_EXERCISE PROMPT_:
The whole listing needs to be written out exactly, except for any images.

_DATA PROVIDED_:

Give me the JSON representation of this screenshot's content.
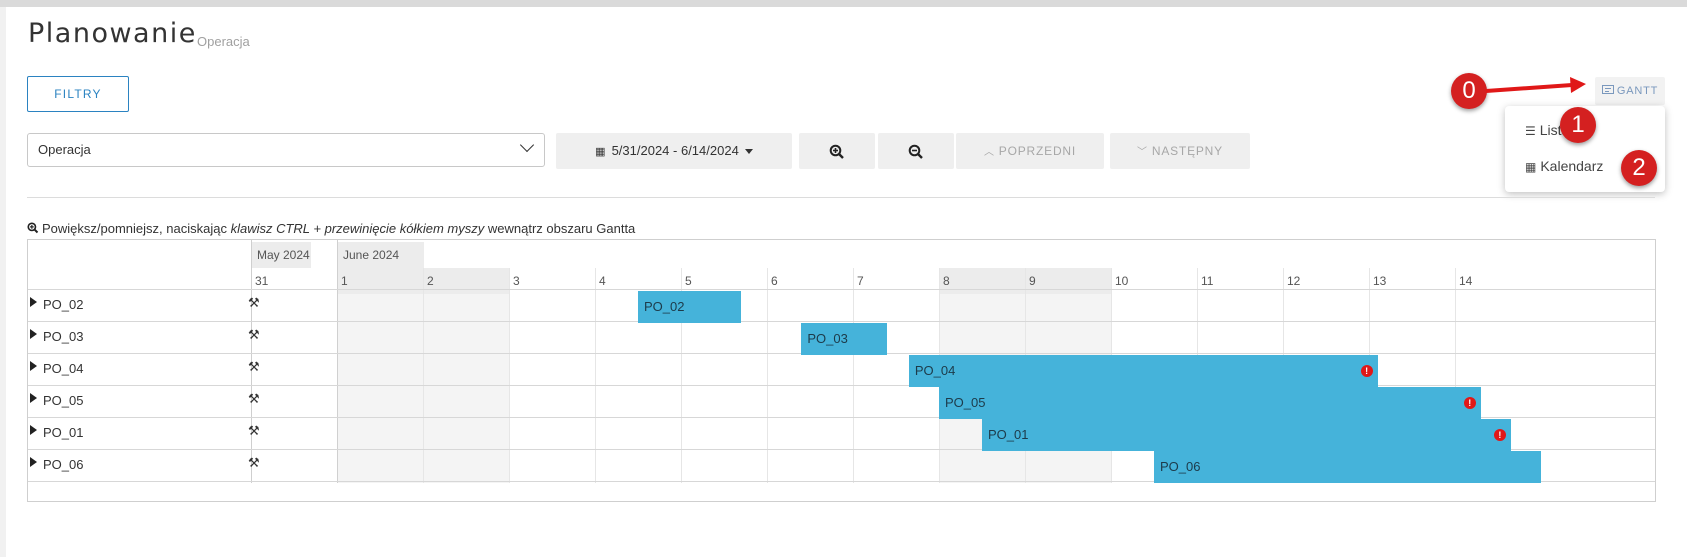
{
  "page": {
    "title": "Planowanie",
    "subtitle": "Operacja"
  },
  "toolbar": {
    "filters_label": "FILTRY",
    "view_button_label": "GANTT",
    "select_value": "Operacja",
    "date_range": "5/31/2024 - 6/14/2024",
    "prev_label": "POPRZEDNI",
    "next_label": "NASTĘPNY",
    "zoom_in_icon": "zoom-in-icon",
    "zoom_out_icon": "zoom-out-icon"
  },
  "view_menu": {
    "items": [
      {
        "label": "Lista",
        "icon": "list-icon"
      },
      {
        "label": "Kalendarz",
        "icon": "calendar-icon"
      }
    ]
  },
  "annotations": {
    "badges": [
      "0",
      "1",
      "2"
    ],
    "color": "#d42020"
  },
  "hint": {
    "before": "Powiększ/pomniejsz, naciskając ",
    "italic": "klawisz CTRL + przewinięcie kółkiem myszy",
    "after": " wewnątrz obszaru Gantta"
  },
  "gantt": {
    "months": [
      "May 2024",
      "June 2024"
    ],
    "days": [
      "31",
      "1",
      "2",
      "3",
      "4",
      "5",
      "6",
      "7",
      "8",
      "9",
      "10",
      "11",
      "12",
      "13",
      "14"
    ],
    "weekend_days": [
      "1",
      "2",
      "8",
      "9"
    ],
    "bar_color": "#45b3da",
    "rows": [
      {
        "name": "PO_02",
        "bar_label": "PO_02",
        "start_day": 4.5,
        "end_day": 5.7,
        "warning": false
      },
      {
        "name": "PO_03",
        "bar_label": "PO_03",
        "start_day": 6.4,
        "end_day": 7.4,
        "warning": false
      },
      {
        "name": "PO_04",
        "bar_label": "PO_04",
        "start_day": 7.65,
        "end_day": 13.1,
        "warning": true
      },
      {
        "name": "PO_05",
        "bar_label": "PO_05",
        "start_day": 8.0,
        "end_day": 14.3,
        "warning": true
      },
      {
        "name": "PO_01",
        "bar_label": "PO_01",
        "start_day": 8.5,
        "end_day": 14.65,
        "warning": true
      },
      {
        "name": "PO_06",
        "bar_label": "PO_06",
        "start_day": 10.5,
        "end_day": 15.0,
        "warning": false
      }
    ]
  }
}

_FINAL ANSWER_:
Give me the JSON representation of this screenshot's content.
{
  "page": {
    "title": "Planowanie",
    "subtitle": "Operacja"
  },
  "toolbar": {
    "filters_label": "FILTRY",
    "view_button_label": "GANTT",
    "select_value": "Operacja",
    "date_range": "5/31/2024 - 6/14/2024",
    "prev_label": "POPRZEDNI",
    "next_label": "NASTĘPNY",
    "zoom_in_icon": "zoom-in-icon",
    "zoom_out_icon": "zoom-out-icon"
  },
  "view_menu": {
    "items": [
      {
        "label": "Lista",
        "icon": "list-icon"
      },
      {
        "label": "Kalendarz",
        "icon": "calendar-icon"
      }
    ]
  },
  "annotations": {
    "badges": [
      "0",
      "1",
      "2"
    ],
    "color": "#d42020"
  },
  "hint": {
    "before": "Powiększ/pomniejsz, naciskając ",
    "italic": "klawisz CTRL + przewinięcie kółkiem myszy",
    "after": " wewnątrz obszaru Gantta"
  },
  "gantt": {
    "months": [
      "May 2024",
      "June 2024"
    ],
    "days": [
      "31",
      "1",
      "2",
      "3",
      "4",
      "5",
      "6",
      "7",
      "8",
      "9",
      "10",
      "11",
      "12",
      "13",
      "14"
    ],
    "weekend_days": [
      "1",
      "2",
      "8",
      "9"
    ],
    "bar_color": "#45b3da",
    "rows": [
      {
        "name": "PO_02",
        "bar_label": "PO_02",
        "start_day": 4.5,
        "end_day": 5.7,
        "warning": false
      },
      {
        "name": "PO_03",
        "bar_label": "PO_03",
        "start_day": 6.4,
        "end_day": 7.4,
        "warning": false
      },
      {
        "name": "PO_04",
        "bar_label": "PO_04",
        "start_day": 7.65,
        "end_day": 13.1,
        "warning": true
      },
      {
        "name": "PO_05",
        "bar_label": "PO_05",
        "start_day": 8.0,
        "end_day": 14.3,
        "warning": true
      },
      {
        "name": "PO_01",
        "bar_label": "PO_01",
        "start_day": 8.5,
        "end_day": 14.65,
        "warning": true
      },
      {
        "name": "PO_06",
        "bar_label": "PO_06",
        "start_day": 10.5,
        "end_day": 15.0,
        "warning": false
      }
    ]
  }
}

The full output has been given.